09 July 2004
09 July 2004
A light, high strength composite developed by Brigham Young University scientists has been used to build and erect a 269-foot-high ""tilt-up"" tower.
IsoTruss Structures Inc. used an open field just west of Brigham City to assemble and erect the tower -- believed to be the tallest free-standing structure of its kind. It took two days to raise the carbon-fiber structure.
Bret Rasmussen, IsoTruss' director of finance, was relieved to report the tower - which draws its strength from both its unique composite and the hollow lattices of reinforcing pyramids that comprise its structure - would leave today by truck for delivery to an upstate New York energy company.
""This is what test setups are all about,"" Rasmussen said Wednesday. ""It took longer than we expected, but it taught us the importance of precision, and we learned a lot about how to ease actual installation in the future.""
IsoTruss licensed the composite, Pyramatrix, in April 2002 from BYU. It was at the LDS Church-owned school where professor David Jensen and his civil engineering student researchers created the product.
The company contends that strength, along with its lightness means communications and meteorological towers made of the material can rise significantly higher than existing steel or wood structures.
Traditionally, tilt-up towers - so called because they are assembled first then raised, or tilted into place - usually top out around 197 feet due to the weight of their materials. While the 269-foot tower is IsoTruss' tallest so far, the technology has the potential to product structures as high as 341 feet. The cost of the composite itself is claimed to be competitive with steel and other construction materials, but the real savings comes when weight- and time-related factors are included.
Sharp & Tappin has installed and commissioned a Compcut 200 composite plate saw at Renault Sport Racing in Enstone, Oxfordshire, UK.
Applications for composites in the sports and leisure sector will be showcased by various exhibitors at Composites Europe in Stuttgart, Germany, on 6-8 November.

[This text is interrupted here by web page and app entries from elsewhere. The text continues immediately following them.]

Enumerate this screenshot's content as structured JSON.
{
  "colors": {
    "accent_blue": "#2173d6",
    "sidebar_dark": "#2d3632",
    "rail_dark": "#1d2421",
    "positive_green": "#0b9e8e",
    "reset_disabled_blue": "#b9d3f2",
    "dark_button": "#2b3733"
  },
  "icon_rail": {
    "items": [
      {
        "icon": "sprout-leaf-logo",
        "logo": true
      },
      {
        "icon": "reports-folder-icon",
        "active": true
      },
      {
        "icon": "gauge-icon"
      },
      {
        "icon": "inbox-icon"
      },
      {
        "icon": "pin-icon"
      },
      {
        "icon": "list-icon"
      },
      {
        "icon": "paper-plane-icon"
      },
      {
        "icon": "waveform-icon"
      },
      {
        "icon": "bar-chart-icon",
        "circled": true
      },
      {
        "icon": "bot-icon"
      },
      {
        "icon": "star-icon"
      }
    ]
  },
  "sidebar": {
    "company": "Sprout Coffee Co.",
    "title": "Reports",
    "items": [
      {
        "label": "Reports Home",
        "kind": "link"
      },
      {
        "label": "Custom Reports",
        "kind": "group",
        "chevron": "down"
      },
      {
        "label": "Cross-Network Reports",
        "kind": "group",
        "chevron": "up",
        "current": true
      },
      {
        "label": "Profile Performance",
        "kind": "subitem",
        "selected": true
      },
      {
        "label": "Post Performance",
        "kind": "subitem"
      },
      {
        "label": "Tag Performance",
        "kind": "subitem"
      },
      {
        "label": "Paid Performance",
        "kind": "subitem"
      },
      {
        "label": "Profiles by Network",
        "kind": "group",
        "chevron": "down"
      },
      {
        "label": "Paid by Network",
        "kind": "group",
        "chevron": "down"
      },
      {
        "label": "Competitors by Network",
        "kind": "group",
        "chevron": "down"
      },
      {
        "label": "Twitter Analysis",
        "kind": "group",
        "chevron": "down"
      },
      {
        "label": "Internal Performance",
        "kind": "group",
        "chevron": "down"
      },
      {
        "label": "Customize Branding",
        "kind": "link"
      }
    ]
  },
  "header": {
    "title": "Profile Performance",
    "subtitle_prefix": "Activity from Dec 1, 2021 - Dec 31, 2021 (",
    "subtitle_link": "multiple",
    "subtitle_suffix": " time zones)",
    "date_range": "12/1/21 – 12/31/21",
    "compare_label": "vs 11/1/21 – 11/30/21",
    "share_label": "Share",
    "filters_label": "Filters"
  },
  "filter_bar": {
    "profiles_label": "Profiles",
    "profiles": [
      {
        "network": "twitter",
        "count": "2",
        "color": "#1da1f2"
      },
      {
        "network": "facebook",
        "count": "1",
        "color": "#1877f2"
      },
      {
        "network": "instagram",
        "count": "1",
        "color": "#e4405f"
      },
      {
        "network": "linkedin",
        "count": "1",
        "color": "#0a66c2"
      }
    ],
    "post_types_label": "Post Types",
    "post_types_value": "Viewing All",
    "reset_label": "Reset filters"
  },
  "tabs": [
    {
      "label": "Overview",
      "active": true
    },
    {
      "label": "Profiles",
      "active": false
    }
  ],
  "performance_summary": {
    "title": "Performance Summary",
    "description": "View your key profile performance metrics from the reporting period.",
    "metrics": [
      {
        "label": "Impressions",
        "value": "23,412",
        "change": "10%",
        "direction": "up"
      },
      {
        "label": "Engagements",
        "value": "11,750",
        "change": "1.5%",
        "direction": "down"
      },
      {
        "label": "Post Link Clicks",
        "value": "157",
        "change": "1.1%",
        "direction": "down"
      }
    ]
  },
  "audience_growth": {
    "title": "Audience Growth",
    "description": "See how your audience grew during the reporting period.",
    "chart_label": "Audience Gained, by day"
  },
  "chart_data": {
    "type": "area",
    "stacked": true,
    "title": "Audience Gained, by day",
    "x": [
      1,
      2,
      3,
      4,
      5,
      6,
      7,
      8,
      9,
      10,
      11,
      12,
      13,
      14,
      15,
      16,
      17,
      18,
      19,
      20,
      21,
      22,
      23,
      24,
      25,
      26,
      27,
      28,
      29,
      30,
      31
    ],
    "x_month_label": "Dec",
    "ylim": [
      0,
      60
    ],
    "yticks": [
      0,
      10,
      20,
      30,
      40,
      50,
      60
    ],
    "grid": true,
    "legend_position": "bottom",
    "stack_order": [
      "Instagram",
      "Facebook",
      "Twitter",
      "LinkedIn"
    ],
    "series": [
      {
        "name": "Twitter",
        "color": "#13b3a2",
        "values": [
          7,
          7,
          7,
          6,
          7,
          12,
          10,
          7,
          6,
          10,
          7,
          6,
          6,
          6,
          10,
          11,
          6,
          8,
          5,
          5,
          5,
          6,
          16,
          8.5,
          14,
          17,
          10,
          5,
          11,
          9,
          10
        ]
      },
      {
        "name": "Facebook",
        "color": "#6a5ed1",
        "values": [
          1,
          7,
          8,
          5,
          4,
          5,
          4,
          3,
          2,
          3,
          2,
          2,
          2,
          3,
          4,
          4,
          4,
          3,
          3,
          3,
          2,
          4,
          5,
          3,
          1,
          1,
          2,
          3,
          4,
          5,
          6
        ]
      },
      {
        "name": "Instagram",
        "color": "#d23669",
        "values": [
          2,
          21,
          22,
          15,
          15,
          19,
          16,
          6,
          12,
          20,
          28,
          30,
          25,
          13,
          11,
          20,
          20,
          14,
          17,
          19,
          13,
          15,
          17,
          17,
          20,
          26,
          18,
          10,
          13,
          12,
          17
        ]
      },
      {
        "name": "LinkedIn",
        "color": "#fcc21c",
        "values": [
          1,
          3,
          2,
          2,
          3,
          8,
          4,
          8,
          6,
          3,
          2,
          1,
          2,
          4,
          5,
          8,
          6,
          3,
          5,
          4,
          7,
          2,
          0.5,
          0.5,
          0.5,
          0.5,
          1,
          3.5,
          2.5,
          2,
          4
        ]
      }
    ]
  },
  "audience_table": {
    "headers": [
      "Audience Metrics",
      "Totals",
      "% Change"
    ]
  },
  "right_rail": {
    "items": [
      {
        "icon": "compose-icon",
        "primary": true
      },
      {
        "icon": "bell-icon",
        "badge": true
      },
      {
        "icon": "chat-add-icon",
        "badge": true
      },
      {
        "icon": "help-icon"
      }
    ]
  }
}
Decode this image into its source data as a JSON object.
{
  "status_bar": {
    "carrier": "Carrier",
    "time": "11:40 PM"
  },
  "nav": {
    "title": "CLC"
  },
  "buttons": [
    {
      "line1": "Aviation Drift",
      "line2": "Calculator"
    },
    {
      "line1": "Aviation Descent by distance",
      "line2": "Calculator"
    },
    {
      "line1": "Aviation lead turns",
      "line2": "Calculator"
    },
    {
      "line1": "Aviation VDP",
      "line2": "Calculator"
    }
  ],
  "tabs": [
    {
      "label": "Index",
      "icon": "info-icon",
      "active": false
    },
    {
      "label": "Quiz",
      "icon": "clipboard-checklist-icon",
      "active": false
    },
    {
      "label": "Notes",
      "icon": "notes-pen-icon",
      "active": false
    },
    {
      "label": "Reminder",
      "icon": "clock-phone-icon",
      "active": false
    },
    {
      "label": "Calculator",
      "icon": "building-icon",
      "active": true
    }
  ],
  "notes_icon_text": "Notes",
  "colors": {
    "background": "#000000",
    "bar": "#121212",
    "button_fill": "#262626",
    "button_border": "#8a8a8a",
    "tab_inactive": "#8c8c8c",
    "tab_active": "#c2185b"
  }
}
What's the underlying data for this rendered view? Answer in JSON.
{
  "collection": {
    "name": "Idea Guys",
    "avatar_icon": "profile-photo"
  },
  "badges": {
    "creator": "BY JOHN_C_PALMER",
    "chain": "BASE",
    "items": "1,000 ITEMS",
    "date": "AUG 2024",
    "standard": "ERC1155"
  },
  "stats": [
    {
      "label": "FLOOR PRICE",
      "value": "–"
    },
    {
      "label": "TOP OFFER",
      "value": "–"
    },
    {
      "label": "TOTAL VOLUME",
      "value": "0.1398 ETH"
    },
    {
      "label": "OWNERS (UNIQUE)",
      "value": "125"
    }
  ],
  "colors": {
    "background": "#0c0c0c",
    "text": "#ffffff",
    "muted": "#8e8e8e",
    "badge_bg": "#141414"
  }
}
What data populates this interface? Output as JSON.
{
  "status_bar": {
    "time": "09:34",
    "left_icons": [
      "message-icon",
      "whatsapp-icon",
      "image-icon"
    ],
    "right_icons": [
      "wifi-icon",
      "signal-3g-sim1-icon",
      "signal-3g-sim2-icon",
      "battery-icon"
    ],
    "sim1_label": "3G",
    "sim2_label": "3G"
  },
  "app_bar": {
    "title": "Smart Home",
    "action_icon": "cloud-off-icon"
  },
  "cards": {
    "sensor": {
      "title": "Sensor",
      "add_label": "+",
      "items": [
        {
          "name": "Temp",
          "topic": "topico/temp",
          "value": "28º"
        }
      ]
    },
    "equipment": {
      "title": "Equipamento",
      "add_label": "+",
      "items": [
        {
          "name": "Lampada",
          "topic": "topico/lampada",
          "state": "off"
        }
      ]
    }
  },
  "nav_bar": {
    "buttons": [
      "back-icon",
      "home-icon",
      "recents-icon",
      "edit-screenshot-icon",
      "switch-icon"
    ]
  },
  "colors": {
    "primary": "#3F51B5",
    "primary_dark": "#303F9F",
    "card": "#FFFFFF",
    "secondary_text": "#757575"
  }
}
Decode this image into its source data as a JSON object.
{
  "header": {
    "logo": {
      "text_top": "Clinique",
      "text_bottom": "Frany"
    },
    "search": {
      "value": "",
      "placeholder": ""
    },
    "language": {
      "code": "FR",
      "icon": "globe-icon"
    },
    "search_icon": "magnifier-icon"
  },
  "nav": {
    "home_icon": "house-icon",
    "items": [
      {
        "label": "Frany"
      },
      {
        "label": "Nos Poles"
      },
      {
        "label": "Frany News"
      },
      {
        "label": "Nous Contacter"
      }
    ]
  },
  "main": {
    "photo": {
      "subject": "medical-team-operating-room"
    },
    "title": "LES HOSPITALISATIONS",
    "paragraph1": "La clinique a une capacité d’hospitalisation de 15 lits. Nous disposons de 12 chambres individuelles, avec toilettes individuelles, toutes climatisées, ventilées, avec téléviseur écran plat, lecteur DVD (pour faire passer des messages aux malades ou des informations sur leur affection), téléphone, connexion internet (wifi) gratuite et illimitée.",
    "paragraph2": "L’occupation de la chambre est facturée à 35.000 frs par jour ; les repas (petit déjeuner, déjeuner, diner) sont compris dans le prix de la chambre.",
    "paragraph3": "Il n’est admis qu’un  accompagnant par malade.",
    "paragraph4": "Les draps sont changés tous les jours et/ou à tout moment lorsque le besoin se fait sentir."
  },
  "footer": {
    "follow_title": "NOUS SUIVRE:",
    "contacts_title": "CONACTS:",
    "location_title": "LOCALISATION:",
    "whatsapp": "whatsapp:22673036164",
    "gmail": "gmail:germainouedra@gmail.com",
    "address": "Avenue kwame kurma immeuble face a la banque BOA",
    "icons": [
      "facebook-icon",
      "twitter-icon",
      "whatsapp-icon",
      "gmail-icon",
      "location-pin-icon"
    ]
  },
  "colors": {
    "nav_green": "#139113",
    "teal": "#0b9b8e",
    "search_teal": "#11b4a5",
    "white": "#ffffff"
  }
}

Electric GT Holdings and SPV Racing recently unveiled the race-ready version of the EPCS V2.3 Tesla P100DL at Circuit de Barcelona-Catalunya. The car features lightweight body parts made using Bcomp's ampliTex and powerRibs natural fibre composite reinforcement products, contributing to a 500 kg weight reduction over the road edition.